◆ Requirement ◆
Using the data below, return all lines in which "Karıştırıcı" appears.

◆ Input for this task ◆
"""
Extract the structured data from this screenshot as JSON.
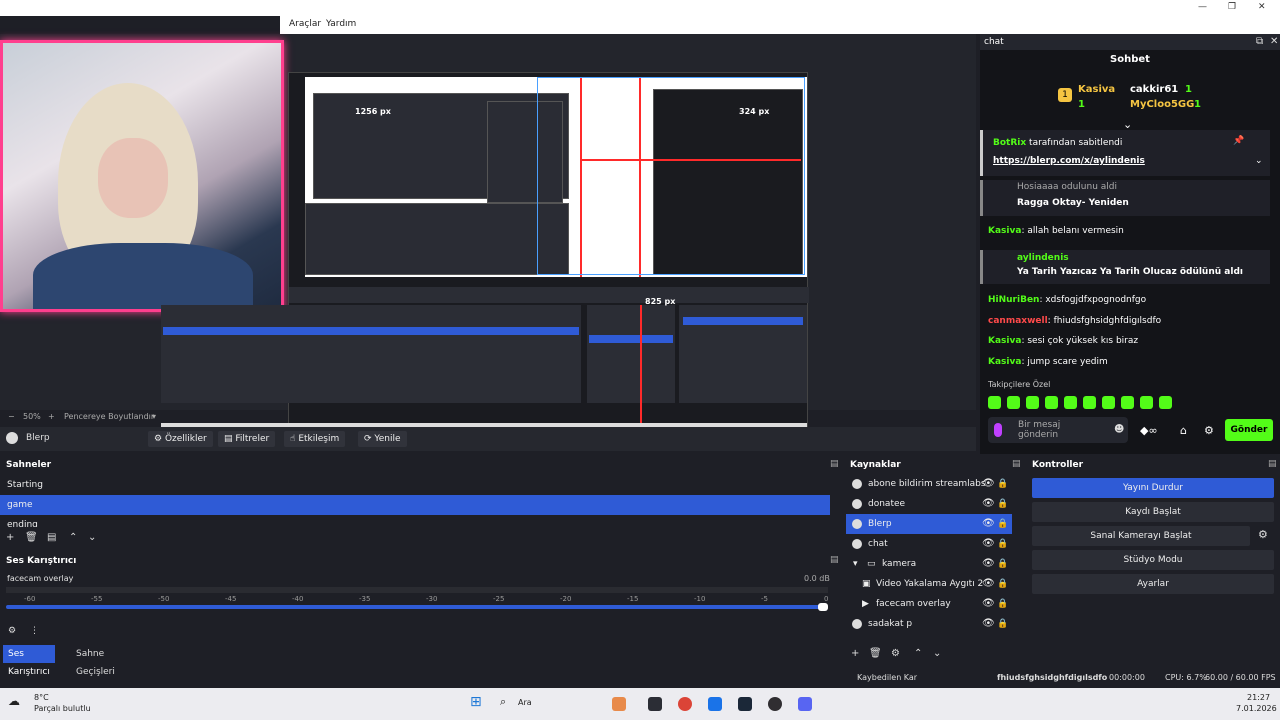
{
  "menu": {
    "items": [
      "Araçlar",
      "Yardım"
    ],
    "window_controls": [
      "—",
      "❐",
      "✕"
    ]
  },
  "preview": {
    "measure_top": "324 px",
    "measure_right": "825 px",
    "nested_measure": "1256 px",
    "zoom": "50%",
    "fit_mode": "Pencereye Boyutlandır"
  },
  "chat": {
    "dock_title": "chat",
    "title": "Sohbet",
    "leaders": [
      {
        "rank": "1",
        "name": "Kasiva",
        "count": "1"
      },
      {
        "name": "cakkir61",
        "count": "1"
      },
      {
        "name": "MyCloo5GG",
        "count": "1"
      }
    ],
    "pinned_by": "BotRix",
    "pinned_text": "tarafından sabitlendi",
    "pinned_link": "https://blerp.com/x/aylindenis",
    "reward1_cut": "Hosiaaaa odulunu aldi",
    "reward1_name": "Ragga Oktay- Yeniden",
    "messages": [
      {
        "user": "Kasiva",
        "text": "allah belanı vermesin",
        "color": "lime"
      },
      {
        "user": "HiNuriBen",
        "text": "xdsfogjdfxpognodnfgo",
        "color": "lime"
      },
      {
        "user": "canmaxwell",
        "text": "fhiudsfghsidghfdigılsdfo",
        "color": "red"
      },
      {
        "user": "Kasiva",
        "text": "sesi çok yüksek kıs biraz",
        "color": "lime"
      },
      {
        "user": "Kasiva",
        "text": "jump scare yedim",
        "color": "lime"
      }
    ],
    "reward2_user": "aylindenis",
    "reward2_text": "Ya Tarih Yazıcaz Ya Tarih Olucaz ödülünü aldı",
    "followers_only": "Takipçilere Özel",
    "input_placeholder": "Bir mesaj gönderin",
    "send_label": "Gönder"
  },
  "source_toolbar": {
    "source_name": "Blerp",
    "buttons": [
      "Özellikler",
      "Filtreler",
      "Etkileşim",
      "Yenile"
    ]
  },
  "scenes": {
    "title": "Sahneler",
    "items": [
      "Starting",
      "game",
      "ending"
    ],
    "selected": "game"
  },
  "sources": {
    "title": "Kaynaklar",
    "items": [
      "abone bildirim streamlabs",
      "donatee",
      "Blerp",
      "chat",
      "kamera",
      "Video Yakalama Aygıtı 2",
      "facecam overlay",
      "sadakat p"
    ],
    "selected": "Blerp"
  },
  "controls": {
    "title": "Kontroller",
    "buttons": [
      "Yayını Durdur",
      "Kaydı Başlat",
      "Sanal Kamerayı Başlat",
      "Stüdyo Modu",
      "Ayarlar"
    ]
  },
  "mixer": {
    "title": "Ses Karıştırıcı",
    "track_name": "facecam overlay",
    "level": "0.0 dB",
    "ticks": [
      "-60",
      "-55",
      "-50",
      "-45",
      "-40",
      "-35",
      "-30",
      "-25",
      "-20",
      "-15",
      "-10",
      "-5",
      "0"
    ]
  },
  "bottom_tabs": [
    "Ses Karıştırıcı",
    "Sahne Geçişleri"
  ],
  "status": {
    "dropped": "Kaybedilen Kar",
    "time": "00:00:00",
    "cpu": "CPU: 6.7%",
    "fps": "60.00 / 60.00 FPS",
    "overlay": "fhiudsfghsidghfdigılsdfo"
  },
  "taskbar": {
    "weather_temp": "8°C",
    "weather_desc": "Parçalı bulutlu",
    "search": "Ara",
    "clock": "21:27",
    "date": "7.01.2026",
    "icon_colors": [
      "#1e90ff",
      "#ff8c00",
      "#4a90e2",
      "#1a73e8",
      "#2b2d35",
      "#6a5acd"
    ]
  }
}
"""
◆ Solution to the problem ◆
    "title": "Ses Karıştırıcı",
    "Ses Karıştırıcı",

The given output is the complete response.